─── Data section ───
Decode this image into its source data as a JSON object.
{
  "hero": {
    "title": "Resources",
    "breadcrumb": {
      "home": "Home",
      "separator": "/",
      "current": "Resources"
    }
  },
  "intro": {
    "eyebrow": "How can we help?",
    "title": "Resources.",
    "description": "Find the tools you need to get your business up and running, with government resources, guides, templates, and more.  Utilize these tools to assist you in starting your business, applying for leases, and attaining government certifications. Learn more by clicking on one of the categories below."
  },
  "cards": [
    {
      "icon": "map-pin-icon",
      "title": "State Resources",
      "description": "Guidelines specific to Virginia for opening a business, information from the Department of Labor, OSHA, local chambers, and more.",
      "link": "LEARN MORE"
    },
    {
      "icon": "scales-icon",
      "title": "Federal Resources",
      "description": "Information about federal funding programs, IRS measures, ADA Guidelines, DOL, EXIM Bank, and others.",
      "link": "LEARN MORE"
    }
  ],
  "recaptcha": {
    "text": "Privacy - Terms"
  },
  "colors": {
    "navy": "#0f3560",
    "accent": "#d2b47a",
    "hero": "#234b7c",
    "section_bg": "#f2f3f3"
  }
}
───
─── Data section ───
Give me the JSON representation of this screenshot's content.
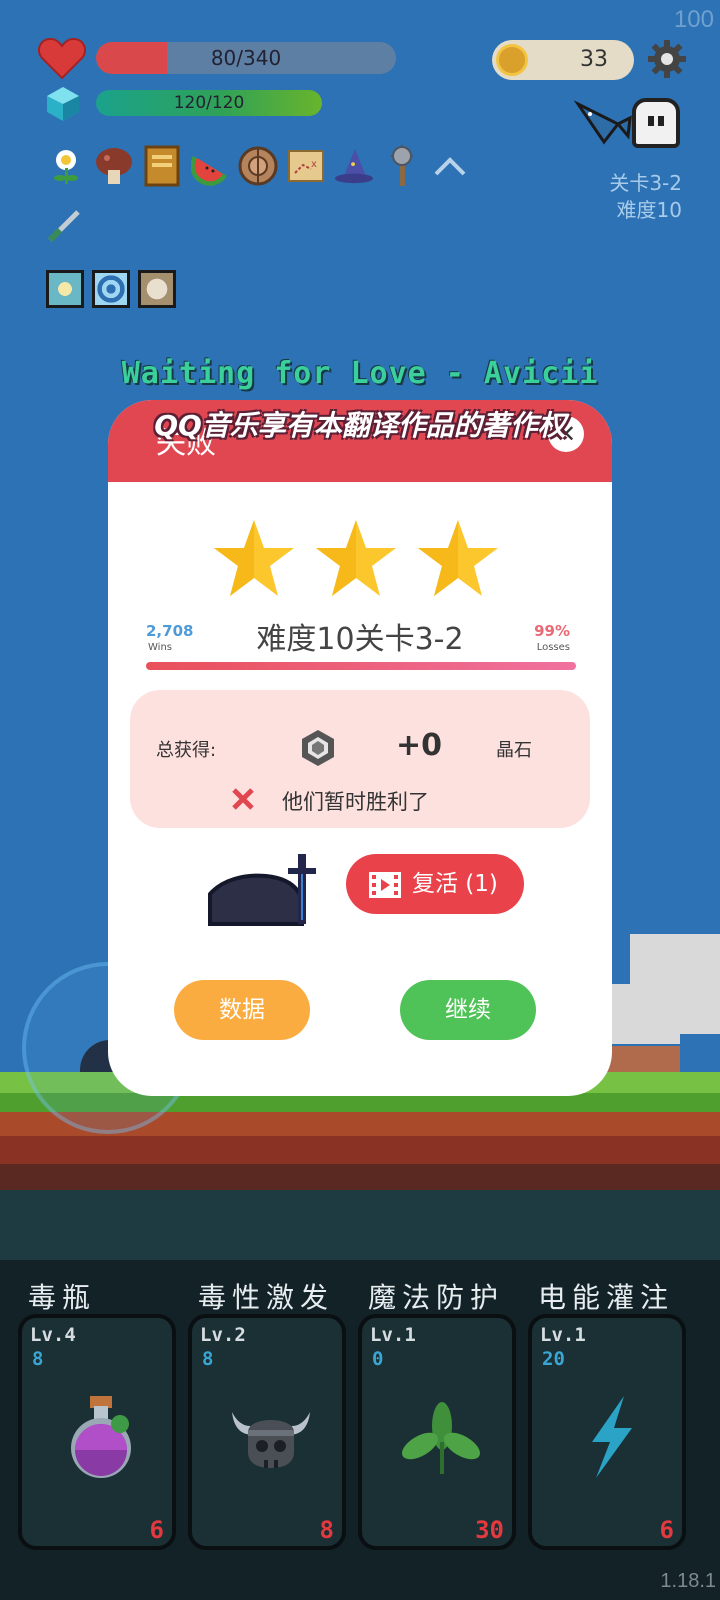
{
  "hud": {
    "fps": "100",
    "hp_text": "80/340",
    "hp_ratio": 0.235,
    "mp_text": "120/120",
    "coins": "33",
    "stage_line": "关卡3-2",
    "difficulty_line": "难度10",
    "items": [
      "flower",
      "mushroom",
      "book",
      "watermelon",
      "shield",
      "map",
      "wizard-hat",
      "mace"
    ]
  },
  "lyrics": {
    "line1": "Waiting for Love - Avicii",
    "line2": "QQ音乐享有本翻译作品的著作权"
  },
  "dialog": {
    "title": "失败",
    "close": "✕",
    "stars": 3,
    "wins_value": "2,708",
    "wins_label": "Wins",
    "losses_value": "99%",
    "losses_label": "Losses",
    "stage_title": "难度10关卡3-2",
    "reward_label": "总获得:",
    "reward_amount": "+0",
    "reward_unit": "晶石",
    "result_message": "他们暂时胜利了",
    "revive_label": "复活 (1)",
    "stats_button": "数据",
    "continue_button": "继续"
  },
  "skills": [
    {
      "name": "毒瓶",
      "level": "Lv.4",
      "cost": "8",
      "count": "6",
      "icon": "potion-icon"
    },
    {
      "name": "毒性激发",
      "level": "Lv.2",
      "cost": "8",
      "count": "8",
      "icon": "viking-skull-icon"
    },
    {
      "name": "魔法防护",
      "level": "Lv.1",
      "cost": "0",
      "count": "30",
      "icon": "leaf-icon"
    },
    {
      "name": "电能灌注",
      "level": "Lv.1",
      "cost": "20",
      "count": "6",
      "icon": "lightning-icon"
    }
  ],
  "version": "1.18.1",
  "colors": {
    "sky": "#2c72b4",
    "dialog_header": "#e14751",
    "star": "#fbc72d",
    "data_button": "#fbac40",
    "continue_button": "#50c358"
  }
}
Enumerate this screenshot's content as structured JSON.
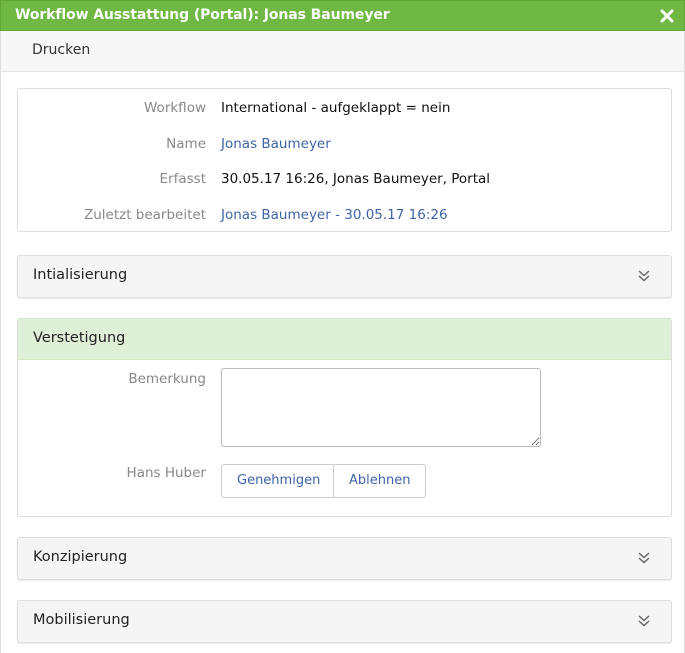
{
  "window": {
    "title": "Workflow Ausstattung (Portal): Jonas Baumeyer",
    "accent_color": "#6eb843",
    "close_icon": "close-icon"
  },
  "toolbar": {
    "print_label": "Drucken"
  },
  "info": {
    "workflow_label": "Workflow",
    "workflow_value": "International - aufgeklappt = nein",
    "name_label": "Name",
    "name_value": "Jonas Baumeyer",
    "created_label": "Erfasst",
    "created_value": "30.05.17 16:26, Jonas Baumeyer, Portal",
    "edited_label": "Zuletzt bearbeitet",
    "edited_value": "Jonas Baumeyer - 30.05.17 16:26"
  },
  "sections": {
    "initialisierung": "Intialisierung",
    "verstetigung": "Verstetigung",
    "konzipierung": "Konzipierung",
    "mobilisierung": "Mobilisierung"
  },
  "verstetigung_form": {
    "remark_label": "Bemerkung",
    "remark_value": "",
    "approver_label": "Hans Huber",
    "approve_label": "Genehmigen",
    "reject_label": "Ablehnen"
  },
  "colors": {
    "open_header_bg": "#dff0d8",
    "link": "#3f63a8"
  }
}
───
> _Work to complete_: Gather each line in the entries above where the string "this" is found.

> _Response_:
Decode this image into its source data as a JSON object.
Give me the JSON representation of this screenshot's content.
Enumerate this screenshot's content as structured JSON.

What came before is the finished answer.